Requirement — Pictures aside, return all of the records exactly as they stand.

### Input data ###

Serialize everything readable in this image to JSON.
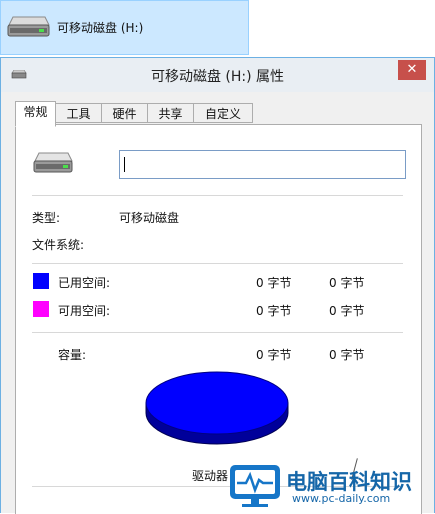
{
  "explorer": {
    "drive_label": "可移动磁盘 (H:)"
  },
  "dialog": {
    "title": "可移动磁盘 (H:) 属性",
    "close_glyph": "✕",
    "tabs": [
      {
        "label": "常规",
        "active": true
      },
      {
        "label": "工具",
        "active": false
      },
      {
        "label": "硬件",
        "active": false
      },
      {
        "label": "共享",
        "active": false
      },
      {
        "label": "自定义",
        "active": false
      }
    ],
    "general": {
      "name_value": "",
      "type_label": "类型:",
      "type_value": "可移动磁盘",
      "fs_label": "文件系统:",
      "fs_value": "",
      "used": {
        "label": "已用空间:",
        "bytes": "0 字节",
        "size": "0 字节",
        "color": "#0000ff"
      },
      "free": {
        "label": "可用空间:",
        "bytes": "0 字节",
        "size": "0 字节",
        "color": "#ff00ff"
      },
      "capacity": {
        "label": "容量:",
        "bytes": "0 字节",
        "size": "0 字节"
      },
      "pie_color": "#0000ff",
      "drive_caption": "驱动器"
    }
  },
  "watermark": {
    "text": "电脑百科知识",
    "url": "www.pc-daily.com"
  },
  "icons": [
    "removable-drive-icon",
    "drive-title-icon",
    "close-icon",
    "monitor-logo-icon"
  ]
}
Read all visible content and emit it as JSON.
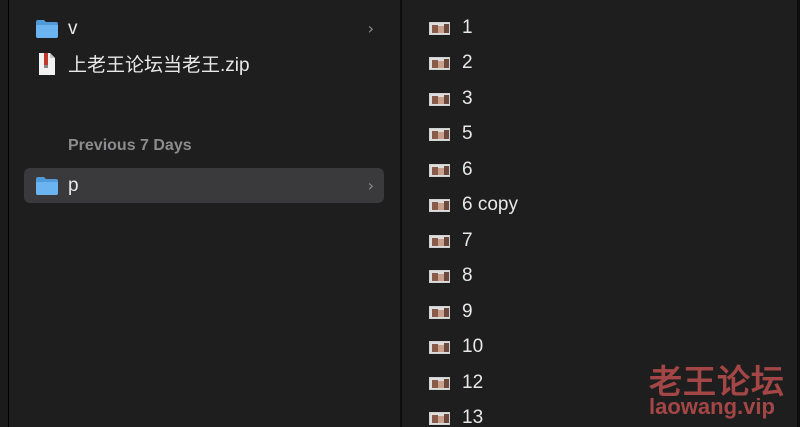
{
  "left_column": {
    "items": [
      {
        "label": "v",
        "icon": "folder-icon",
        "has_chevron": true,
        "selected": false
      },
      {
        "label": "上老王论坛当老王.zip",
        "icon": "zip-file-icon",
        "has_chevron": false,
        "selected": false
      }
    ],
    "section_header": "Previous 7 Days",
    "section_items": [
      {
        "label": "p",
        "icon": "folder-icon",
        "has_chevron": true,
        "selected": true
      }
    ],
    "chevron_glyph": "›"
  },
  "right_column": {
    "files": [
      {
        "name": "1",
        "icon": "image-thumbnail-icon"
      },
      {
        "name": "2",
        "icon": "image-thumbnail-icon"
      },
      {
        "name": "3",
        "icon": "image-thumbnail-icon"
      },
      {
        "name": "5",
        "icon": "image-thumbnail-icon"
      },
      {
        "name": "6",
        "icon": "image-thumbnail-icon"
      },
      {
        "name": "6 copy",
        "icon": "image-thumbnail-icon"
      },
      {
        "name": "7",
        "icon": "image-thumbnail-icon"
      },
      {
        "name": "8",
        "icon": "image-thumbnail-icon"
      },
      {
        "name": "9",
        "icon": "image-thumbnail-icon"
      },
      {
        "name": "10",
        "icon": "image-thumbnail-icon"
      },
      {
        "name": "12",
        "icon": "image-thumbnail-icon"
      },
      {
        "name": "13",
        "icon": "image-thumbnail-icon"
      }
    ]
  },
  "watermark": {
    "text_cn": "老王论坛",
    "text_en": "laowang.vip"
  },
  "colors": {
    "background": "#1e1e1e",
    "selection": "#3a3a3c",
    "folder_blue": "#5aa6e8",
    "section_header": "#8c8c8e",
    "watermark": "#b04a4a"
  }
}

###

Answer below —
Serialize everything readable in this image to JSON.
{
  "explorer": {
    "drive_label": "可移动磁盘 (H:)"
  },
  "dialog": {
    "title": "可移动磁盘 (H:) 属性",
    "close_glyph": "✕",
    "tabs": [
      {
        "label": "常规",
        "active": true
      },
      {
        "label": "工具",
        "active": false
      },
      {
        "label": "硬件",
        "active": false
      },
      {
        "label": "共享",
        "active": false
      },
      {
        "label": "自定义",
        "active": false
      }
    ],
    "general": {
      "name_value": "",
      "type_label": "类型:",
      "type_value": "可移动磁盘",
      "fs_label": "文件系统:",
      "fs_value": "",
      "used": {
        "label": "已用空间:",
        "bytes": "0 字节",
        "size": "0 字节",
        "color": "#0000ff"
      },
      "free": {
        "label": "可用空间:",
        "bytes": "0 字节",
        "size": "0 字节",
        "color": "#ff00ff"
      },
      "capacity": {
        "label": "容量:",
        "bytes": "0 字节",
        "size": "0 字节"
      },
      "pie_color": "#0000ff",
      "drive_caption": "驱动器"
    }
  },
  "watermark": {
    "text": "电脑百科知识",
    "url": "www.pc-daily.com"
  },
  "icons": [
    "removable-drive-icon",
    "drive-title-icon",
    "close-icon",
    "monitor-logo-icon"
  ]
}
Read all visible content and emit it as JSON.
{
  "left_column": {
    "items": [
      {
        "label": "v",
        "icon": "folder-icon",
        "has_chevron": true,
        "selected": false
      },
      {
        "label": "上老王论坛当老王.zip",
        "icon": "zip-file-icon",
        "has_chevron": false,
        "selected": false
      }
    ],
    "section_header": "Previous 7 Days",
    "section_items": [
      {
        "label": "p",
        "icon": "folder-icon",
        "has_chevron": true,
        "selected": true
      }
    ],
    "chevron_glyph": "›"
  },
  "right_column": {
    "files": [
      {
        "name": "1",
        "icon": "image-thumbnail-icon"
      },
      {
        "name": "2",
        "icon": "image-thumbnail-icon"
      },
      {
        "name": "3",
        "icon": "image-thumbnail-icon"
      },
      {
        "name": "5",
        "icon": "image-thumbnail-icon"
      },
      {
        "name": "6",
        "icon": "image-thumbnail-icon"
      },
      {
        "name": "6 copy",
        "icon": "image-thumbnail-icon"
      },
      {
        "name": "7",
        "icon": "image-thumbnail-icon"
      },
      {
        "name": "8",
        "icon": "image-thumbnail-icon"
      },
      {
        "name": "9",
        "icon": "image-thumbnail-icon"
      },
      {
        "name": "10",
        "icon": "image-thumbnail-icon"
      },
      {
        "name": "12",
        "icon": "image-thumbnail-icon"
      },
      {
        "name": "13",
        "icon": "image-thumbnail-icon"
      }
    ]
  },
  "watermark": {
    "text_cn": "老王论坛",
    "text_en": "laowang.vip"
  },
  "colors": {
    "background": "#1e1e1e",
    "selection": "#3a3a3c",
    "folder_blue": "#5aa6e8",
    "section_header": "#8c8c8e",
    "watermark": "#b04a4a"
  }
}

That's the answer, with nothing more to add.